[Dataset excerpts]
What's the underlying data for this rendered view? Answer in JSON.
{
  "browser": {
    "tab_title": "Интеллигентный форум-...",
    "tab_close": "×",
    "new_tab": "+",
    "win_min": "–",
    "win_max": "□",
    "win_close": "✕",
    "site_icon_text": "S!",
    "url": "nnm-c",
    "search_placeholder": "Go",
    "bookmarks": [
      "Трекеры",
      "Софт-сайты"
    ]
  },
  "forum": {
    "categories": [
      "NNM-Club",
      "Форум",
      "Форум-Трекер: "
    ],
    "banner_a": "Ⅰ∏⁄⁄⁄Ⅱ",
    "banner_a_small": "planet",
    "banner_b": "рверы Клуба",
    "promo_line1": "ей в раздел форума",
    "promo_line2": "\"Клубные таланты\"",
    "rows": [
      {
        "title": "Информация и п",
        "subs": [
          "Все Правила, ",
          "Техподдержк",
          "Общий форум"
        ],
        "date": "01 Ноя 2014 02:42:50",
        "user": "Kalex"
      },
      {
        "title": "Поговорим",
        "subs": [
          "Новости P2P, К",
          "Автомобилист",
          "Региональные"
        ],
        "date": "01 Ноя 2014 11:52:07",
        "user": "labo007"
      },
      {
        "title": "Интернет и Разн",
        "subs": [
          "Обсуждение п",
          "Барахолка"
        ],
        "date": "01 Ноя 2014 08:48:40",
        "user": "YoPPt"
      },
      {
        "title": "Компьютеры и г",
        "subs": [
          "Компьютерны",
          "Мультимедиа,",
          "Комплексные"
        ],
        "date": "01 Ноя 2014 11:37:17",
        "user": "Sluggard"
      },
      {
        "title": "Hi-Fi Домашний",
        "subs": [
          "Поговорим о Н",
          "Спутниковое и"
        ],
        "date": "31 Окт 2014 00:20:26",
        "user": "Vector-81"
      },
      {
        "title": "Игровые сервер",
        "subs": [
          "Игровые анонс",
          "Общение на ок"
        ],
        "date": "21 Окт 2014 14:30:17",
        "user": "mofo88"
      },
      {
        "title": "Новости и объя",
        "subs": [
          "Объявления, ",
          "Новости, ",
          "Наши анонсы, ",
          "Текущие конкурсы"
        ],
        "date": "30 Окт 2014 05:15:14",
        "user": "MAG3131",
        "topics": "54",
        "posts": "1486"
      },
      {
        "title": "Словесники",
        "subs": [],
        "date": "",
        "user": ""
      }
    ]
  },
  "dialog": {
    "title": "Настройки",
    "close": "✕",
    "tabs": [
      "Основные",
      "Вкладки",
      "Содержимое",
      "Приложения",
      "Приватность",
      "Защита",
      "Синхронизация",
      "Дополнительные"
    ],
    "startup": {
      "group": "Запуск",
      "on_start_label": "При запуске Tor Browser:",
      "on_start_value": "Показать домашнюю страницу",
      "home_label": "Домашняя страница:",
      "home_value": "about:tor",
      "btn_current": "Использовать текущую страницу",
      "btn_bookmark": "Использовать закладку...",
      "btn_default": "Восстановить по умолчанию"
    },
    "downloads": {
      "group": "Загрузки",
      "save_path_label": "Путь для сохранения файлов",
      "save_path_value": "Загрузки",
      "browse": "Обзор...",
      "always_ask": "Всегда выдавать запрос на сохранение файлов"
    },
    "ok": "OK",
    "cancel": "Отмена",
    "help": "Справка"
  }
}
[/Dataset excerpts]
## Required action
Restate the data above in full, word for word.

## Exercise response
What's the underlying data for this rendered view? Answer in JSON.
{
  "browser": {
    "tab_title": "Интеллигентный форум-...",
    "tab_close": "×",
    "new_tab": "+",
    "win_min": "–",
    "win_max": "□",
    "win_close": "✕",
    "site_icon_text": "S!",
    "url": "nnm-c",
    "search_placeholder": "Go",
    "bookmarks": [
      "Трекеры",
      "Софт-сайты"
    ]
  },
  "forum": {
    "categories": [
      "NNM-Club",
      "Форум",
      "Форум-Трекер: "
    ],
    "banner_a": "Ⅰ∏⁄⁄⁄Ⅱ",
    "banner_a_small": "planet",
    "banner_b": "рверы Клуба",
    "promo_line1": "ей в раздел форума",
    "promo_line2": "\"Клубные таланты\"",
    "rows": [
      {
        "title": "Информация и п",
        "subs": [
          "Все Правила, ",
          "Техподдержк",
          "Общий форум"
        ],
        "date": "01 Ноя 2014 02:42:50",
        "user": "Kalex"
      },
      {
        "title": "Поговорим",
        "subs": [
          "Новости P2P, К",
          "Автомобилист",
          "Региональные"
        ],
        "date": "01 Ноя 2014 11:52:07",
        "user": "labo007"
      },
      {
        "title": "Интернет и Разн",
        "subs": [
          "Обсуждение п",
          "Барахолка"
        ],
        "date": "01 Ноя 2014 08:48:40",
        "user": "YoPPt"
      },
      {
        "title": "Компьютеры и г",
        "subs": [
          "Компьютерны",
          "Мультимедиа,",
          "Комплексные"
        ],
        "date": "01 Ноя 2014 11:37:17",
        "user": "Sluggard"
      },
      {
        "title": "Hi-Fi Домашний",
        "subs": [
          "Поговорим о Н",
          "Спутниковое и"
        ],
        "date": "31 Окт 2014 00:20:26",
        "user": "Vector-81"
      },
      {
        "title": "Игровые сервер",
        "subs": [
          "Игровые анонс",
          "Общение на ок"
        ],
        "date": "21 Окт 2014 14:30:17",
        "user": "mofo88"
      },
      {
        "title": "Новости и объя",
        "subs": [
          "Объявления, ",
          "Новости, ",
          "Наши анонсы, ",
          "Текущие конкурсы"
        ],
        "date": "30 Окт 2014 05:15:14",
        "user": "MAG3131",
        "topics": "54",
        "posts": "1486"
      },
      {
        "title": "Словесники",
        "subs": [],
        "date": "",
        "user": ""
      }
    ]
  },
  "dialog": {
    "title": "Настройки",
    "close": "✕",
    "tabs": [
      "Основные",
      "Вкладки",
      "Содержимое",
      "Приложения",
      "Приватность",
      "Защита",
      "Синхронизация",
      "Дополнительные"
    ],
    "startup": {
      "group": "Запуск",
      "on_start_label": "При запуске Tor Browser:",
      "on_start_value": "Показать домашнюю страницу",
      "home_label": "Домашняя страница:",
      "home_value": "about:tor",
      "btn_current": "Использовать текущую страницу",
      "btn_bookmark": "Использовать закладку...",
      "btn_default": "Восстановить по умолчанию"
    },
    "downloads": {
      "group": "Загрузки",
      "save_path_label": "Путь для сохранения файлов",
      "save_path_value": "Загрузки",
      "browse": "Обзор...",
      "always_ask": "Всегда выдавать запрос на сохранение файлов"
    },
    "ok": "OK",
    "cancel": "Отмена",
    "help": "Справка"
  }
}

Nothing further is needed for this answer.